I haven’t been the biggest fan of Ridley Scott’s output over the years, but there’s no denying his one two punch of “Alien” and “Legend” is immense. Often times modern audiences forget to cite “Legend” as one of the benchmarks of the fantasy genre. It’s probably the quintessential dark fantasy film and the one film I think of when I refer to fantasy films. There’s everything here from goblins, and trolls, to unicorns, and a valiant warrior, in the form of Tom Cruise. There’s also the unparalleled performance by Tim Curry whose delivers a stunning turn as the Lord of Darkness.
Not since “The Witch’s Ghost” has there been a “Scooby Doo” adventure so deeply rooted in Halloween that it qualifies as automatic viewing for the holiday. While it is a change in pace for the Mystery Inc. crew, it’s a fun adventure in to the magic and supernatural element, along with some pretty stellar animation, and a pretty awesome surprise ending that I admittedly didn’t see coming.
Lucasfilm Ltd. and Disney’s “Strange Magic” is another of the many releases in 2015 I was hoping to love going in, but just couldn’t. “Strange Magic” defeats itself before we even reach the second half of its achingly simple storyline, not because of its simplicity and abundantly detailed animation, but because of its constant musical numbers. It’s not enough the characters sing every five minutes, but the musical numbers eventually blur in to one another resembling more droning white noise than characters expressing their feelings. It inevitably begins to feel like the writers are just trying to stretch an hour long narrative in to a hundred minute film.

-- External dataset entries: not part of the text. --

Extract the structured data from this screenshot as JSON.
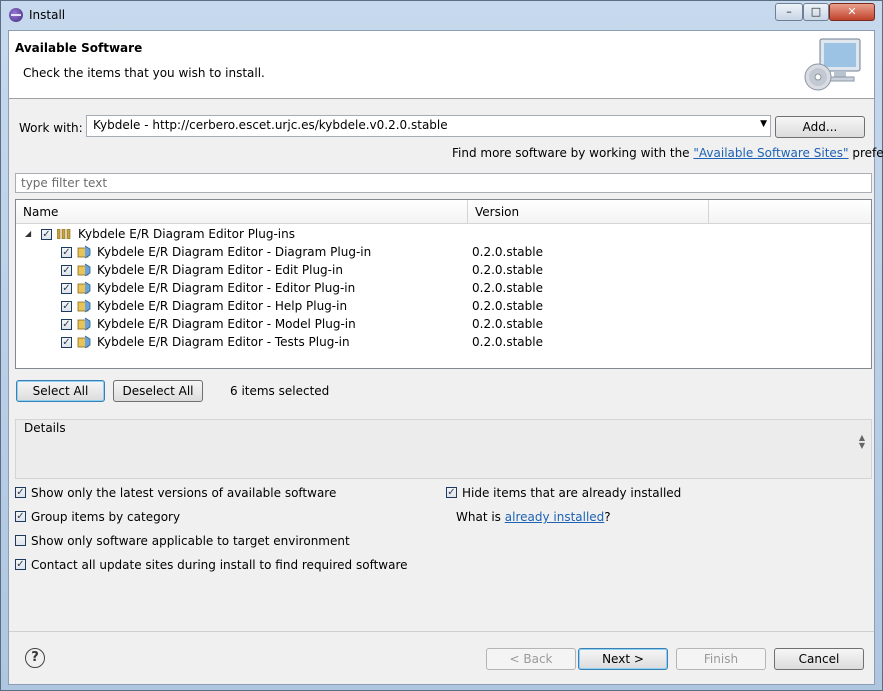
{
  "window": {
    "title": "Install",
    "min": "–",
    "max": "□",
    "close": "✕"
  },
  "header": {
    "title": "Available Software",
    "subtitle": "Check the items that you wish to install."
  },
  "work_with": {
    "label": "Work with:",
    "value": "Kybdele - http://cerbero.escet.urjc.es/kybdele.v0.2.0.stable",
    "add_button": "Add...",
    "find_more_prefix": "Find more software by working with the ",
    "find_more_link": "\"Available Software Sites\"",
    "find_more_suffix": " preferences."
  },
  "filter": {
    "placeholder": "type filter text"
  },
  "tree": {
    "columns": [
      "Name",
      "Version"
    ],
    "category": "Kybdele E/R Diagram Editor Plug-ins",
    "items": [
      {
        "name": "Kybdele E/R Diagram Editor - Diagram Plug-in",
        "version": "0.2.0.stable"
      },
      {
        "name": "Kybdele E/R Diagram Editor - Edit Plug-in",
        "version": "0.2.0.stable"
      },
      {
        "name": "Kybdele E/R Diagram Editor - Editor Plug-in",
        "version": "0.2.0.stable"
      },
      {
        "name": "Kybdele E/R Diagram Editor - Help Plug-in",
        "version": "0.2.0.stable"
      },
      {
        "name": "Kybdele E/R Diagram Editor - Model Plug-in",
        "version": "0.2.0.stable"
      },
      {
        "name": "Kybdele E/R Diagram Editor - Tests Plug-in",
        "version": "0.2.0.stable"
      }
    ]
  },
  "selection": {
    "select_all": "Select All",
    "deselect_all": "Deselect All",
    "count": "6 items selected"
  },
  "details": {
    "label": "Details"
  },
  "options": {
    "latest_versions": "Show only the latest versions of available software",
    "group_by_category": "Group items by category",
    "applicable_only": "Show only software applicable to target environment",
    "contact_sites": "Contact all update sites during install to find required software",
    "hide_installed": "Hide items that are already installed",
    "what_is_prefix": "What is ",
    "what_is_link": "already installed",
    "what_is_suffix": "?"
  },
  "buttons": {
    "help": "?",
    "back": "< Back",
    "next": "Next >",
    "finish": "Finish",
    "cancel": "Cancel"
  },
  "colors": {
    "link": "#1d62b5",
    "window_frame": "#aec6e0"
  }
}
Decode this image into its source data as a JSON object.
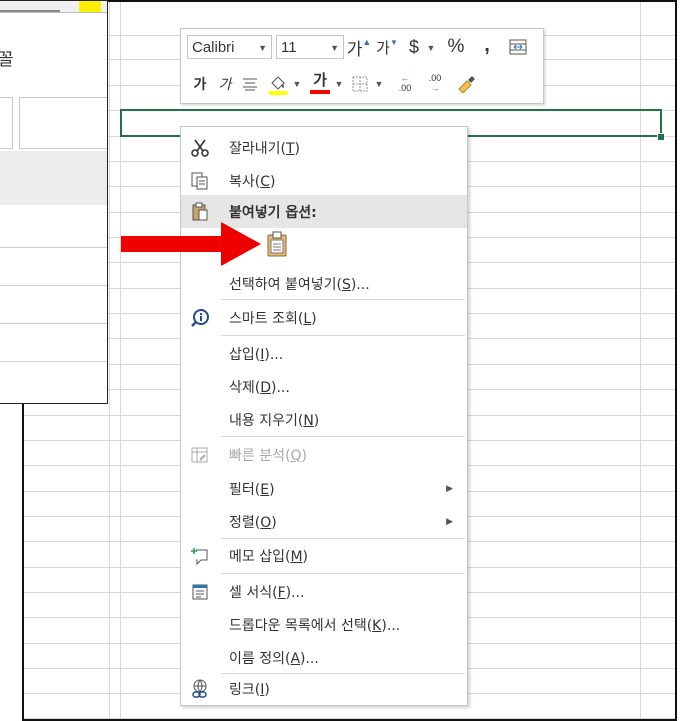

I would really only suggest “Legend” to the hardcore fantasy aficionados. It might even be a little too heavy for “Lord of the Rings” fans. As a kid I loved watching what Ridley Scott gave movie fans, but I never quite understood it until years later. Scott touches on some heavy concepts both philosophical and spiritual, and he does so with a palette of monsters and unicorns. Director Ridley Scott composes a rather brilliant and dark fantasy epic about the concepts of light and dark, and good and evil. In truth, “Legend” is a twist on the tale of Adam and Eve, except with more fantasy, magic, and monsters.
Director Jim Henson’s “Labyrinth” is one of the many epic fantasy films of the eighties indirectly influenced by George Lucas’ “Star Wars,” and while it never aspires to be anything more than a standalone tale, that doesn’t mean it doesn’t possess epic potential from beginning to end. Director Henson unfolds a very unique and entertaining tale of a young girl who learns how to grow as a person through a menacing adventure through a massive labyrinth. Much in the realm of “Alice in Wonderland,” or “Wizard of Oz,” young Sarah finds herself confronting many monsters and menaces, and becomes a hero in the end.